Considering the above, some people may never apologise. In my blog of August 15, I mentioned an PsychologyToday article stating 5 reasons why some people will never apologise. Remarkably, my reason above is not even (explicitly) mentioned in these 5 while I think it is a very common reason.

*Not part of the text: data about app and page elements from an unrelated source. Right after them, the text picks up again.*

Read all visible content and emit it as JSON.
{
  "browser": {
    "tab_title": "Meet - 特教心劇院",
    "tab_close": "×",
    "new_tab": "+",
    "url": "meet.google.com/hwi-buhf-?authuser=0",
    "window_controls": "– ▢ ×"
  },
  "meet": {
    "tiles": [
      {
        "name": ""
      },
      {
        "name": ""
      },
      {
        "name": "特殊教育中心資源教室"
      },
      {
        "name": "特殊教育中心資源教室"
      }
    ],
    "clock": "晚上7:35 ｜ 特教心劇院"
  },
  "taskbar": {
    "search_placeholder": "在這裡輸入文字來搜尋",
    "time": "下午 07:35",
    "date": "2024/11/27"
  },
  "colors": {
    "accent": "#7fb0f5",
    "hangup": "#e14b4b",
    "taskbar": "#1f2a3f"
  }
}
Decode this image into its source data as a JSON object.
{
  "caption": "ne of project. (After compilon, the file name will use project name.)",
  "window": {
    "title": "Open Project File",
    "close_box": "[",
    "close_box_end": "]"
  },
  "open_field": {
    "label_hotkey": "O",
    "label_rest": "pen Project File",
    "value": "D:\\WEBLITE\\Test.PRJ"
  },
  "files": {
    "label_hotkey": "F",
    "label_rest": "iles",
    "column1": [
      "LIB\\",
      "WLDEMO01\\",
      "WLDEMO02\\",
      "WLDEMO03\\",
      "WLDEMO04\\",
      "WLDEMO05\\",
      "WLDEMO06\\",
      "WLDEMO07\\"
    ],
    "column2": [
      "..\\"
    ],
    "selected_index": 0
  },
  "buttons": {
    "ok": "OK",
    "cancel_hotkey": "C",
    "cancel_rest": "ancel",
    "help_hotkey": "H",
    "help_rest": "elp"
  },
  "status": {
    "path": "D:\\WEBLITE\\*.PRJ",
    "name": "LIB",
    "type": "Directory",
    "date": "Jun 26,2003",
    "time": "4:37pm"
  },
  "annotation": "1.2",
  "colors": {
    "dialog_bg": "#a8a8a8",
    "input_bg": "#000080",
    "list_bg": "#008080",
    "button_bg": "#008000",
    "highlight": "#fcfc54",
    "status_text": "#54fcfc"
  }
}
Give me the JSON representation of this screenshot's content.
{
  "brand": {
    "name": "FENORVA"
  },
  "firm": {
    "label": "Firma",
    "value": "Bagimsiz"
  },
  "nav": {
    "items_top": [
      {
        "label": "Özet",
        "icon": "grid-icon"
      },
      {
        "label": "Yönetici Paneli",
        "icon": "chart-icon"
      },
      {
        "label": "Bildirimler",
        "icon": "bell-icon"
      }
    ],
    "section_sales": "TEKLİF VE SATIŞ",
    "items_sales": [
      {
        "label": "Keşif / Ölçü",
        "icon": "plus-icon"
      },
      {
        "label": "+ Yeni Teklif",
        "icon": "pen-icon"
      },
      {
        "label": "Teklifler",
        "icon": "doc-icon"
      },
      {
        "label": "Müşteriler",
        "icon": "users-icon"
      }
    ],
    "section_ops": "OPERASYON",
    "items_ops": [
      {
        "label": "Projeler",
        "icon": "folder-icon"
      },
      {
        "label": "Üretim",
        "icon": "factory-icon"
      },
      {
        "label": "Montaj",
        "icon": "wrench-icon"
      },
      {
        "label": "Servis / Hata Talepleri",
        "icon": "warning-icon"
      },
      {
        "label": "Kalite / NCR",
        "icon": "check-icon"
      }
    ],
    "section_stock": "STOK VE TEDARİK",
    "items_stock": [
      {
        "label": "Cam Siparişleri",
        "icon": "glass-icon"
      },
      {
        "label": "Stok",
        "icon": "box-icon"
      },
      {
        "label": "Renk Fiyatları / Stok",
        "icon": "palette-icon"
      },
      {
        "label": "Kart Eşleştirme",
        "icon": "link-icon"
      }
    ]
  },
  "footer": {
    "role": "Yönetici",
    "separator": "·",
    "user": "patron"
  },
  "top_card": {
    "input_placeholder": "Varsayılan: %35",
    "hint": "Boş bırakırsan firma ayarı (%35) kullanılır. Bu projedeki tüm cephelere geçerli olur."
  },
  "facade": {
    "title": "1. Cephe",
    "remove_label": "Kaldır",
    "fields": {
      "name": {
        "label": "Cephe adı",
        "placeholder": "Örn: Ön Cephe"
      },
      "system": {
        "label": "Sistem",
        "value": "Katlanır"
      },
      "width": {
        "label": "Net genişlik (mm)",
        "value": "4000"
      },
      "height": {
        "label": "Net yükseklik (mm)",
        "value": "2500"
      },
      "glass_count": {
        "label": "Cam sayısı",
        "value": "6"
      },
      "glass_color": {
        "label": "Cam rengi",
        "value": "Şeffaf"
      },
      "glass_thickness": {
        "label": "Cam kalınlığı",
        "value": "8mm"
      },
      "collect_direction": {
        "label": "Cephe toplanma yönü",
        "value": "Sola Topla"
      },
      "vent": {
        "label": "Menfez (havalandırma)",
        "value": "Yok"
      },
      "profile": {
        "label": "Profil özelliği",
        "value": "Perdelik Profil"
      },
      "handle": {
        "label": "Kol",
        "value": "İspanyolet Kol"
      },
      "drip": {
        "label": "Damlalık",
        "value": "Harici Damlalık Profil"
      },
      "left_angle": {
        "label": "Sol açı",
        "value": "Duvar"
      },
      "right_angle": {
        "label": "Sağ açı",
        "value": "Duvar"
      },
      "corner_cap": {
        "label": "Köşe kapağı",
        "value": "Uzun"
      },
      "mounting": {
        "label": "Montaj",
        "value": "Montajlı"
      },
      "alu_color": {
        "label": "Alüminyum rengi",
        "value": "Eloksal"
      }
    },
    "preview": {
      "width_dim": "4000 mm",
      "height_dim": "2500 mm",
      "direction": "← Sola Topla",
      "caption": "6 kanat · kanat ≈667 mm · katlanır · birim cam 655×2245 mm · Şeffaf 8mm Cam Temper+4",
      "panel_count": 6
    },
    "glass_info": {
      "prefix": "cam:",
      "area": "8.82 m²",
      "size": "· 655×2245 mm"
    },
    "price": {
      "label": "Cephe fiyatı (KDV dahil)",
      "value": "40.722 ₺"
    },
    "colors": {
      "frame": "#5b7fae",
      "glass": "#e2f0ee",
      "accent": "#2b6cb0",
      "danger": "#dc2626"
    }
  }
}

For non-apologists, saying "I’m sorry" carries psychological ramifications that run far deeper than the words themselves imply; it elicits fundamental fears (either conscious or unconscious) they desperately want to avoid:
1. Admissions of wrong doing are incredibly threatening for non-apologists because they have trouble separating their actions from their character.
2. Apologising might open the door to guilt for most of us, but for non-apologists, it can open the door instead to shame.
3. While most of us consider apologies as opportunities to resolve interpersonal conflict, non-apologists may fear their apology will only open the floodgates to further accusations and conflict.
4. Non-apologists fear that by apologising, they would assume full responsibility and relieve the other party of any culpability.
5. By refusing to apologise, non-apologists are trying to manage their emotions. They are often comfortable with anger, irritability, and emotional distance, and experience emotional closeness and vulnerability to be extremely threatening.
and I use this opportunity to add two of own reasons:
6. Apologies seemingly affect the interpersonal and delicate balance of powers in relationships of various kind (e.g., husband/wife, parent/child).
7. Postponement of apologies easily leads to further delay. Delay becomes avoidance as apologies appear to be no longer relevant given time elapsed. (NL: "mosterd na de maaltijd", "oude koeien uit sloot halen", "van uitstel komt afstel").  

All of the above does not imply that the other person has forgotten that the apology is overdue. Yet apologising is not about forgetting but about forgiving. Like in Don Henley's Heart of the Matter:

"But I think it's about forgiveness, 
Forgiveness, 
Even if, even if you don't love me anymore".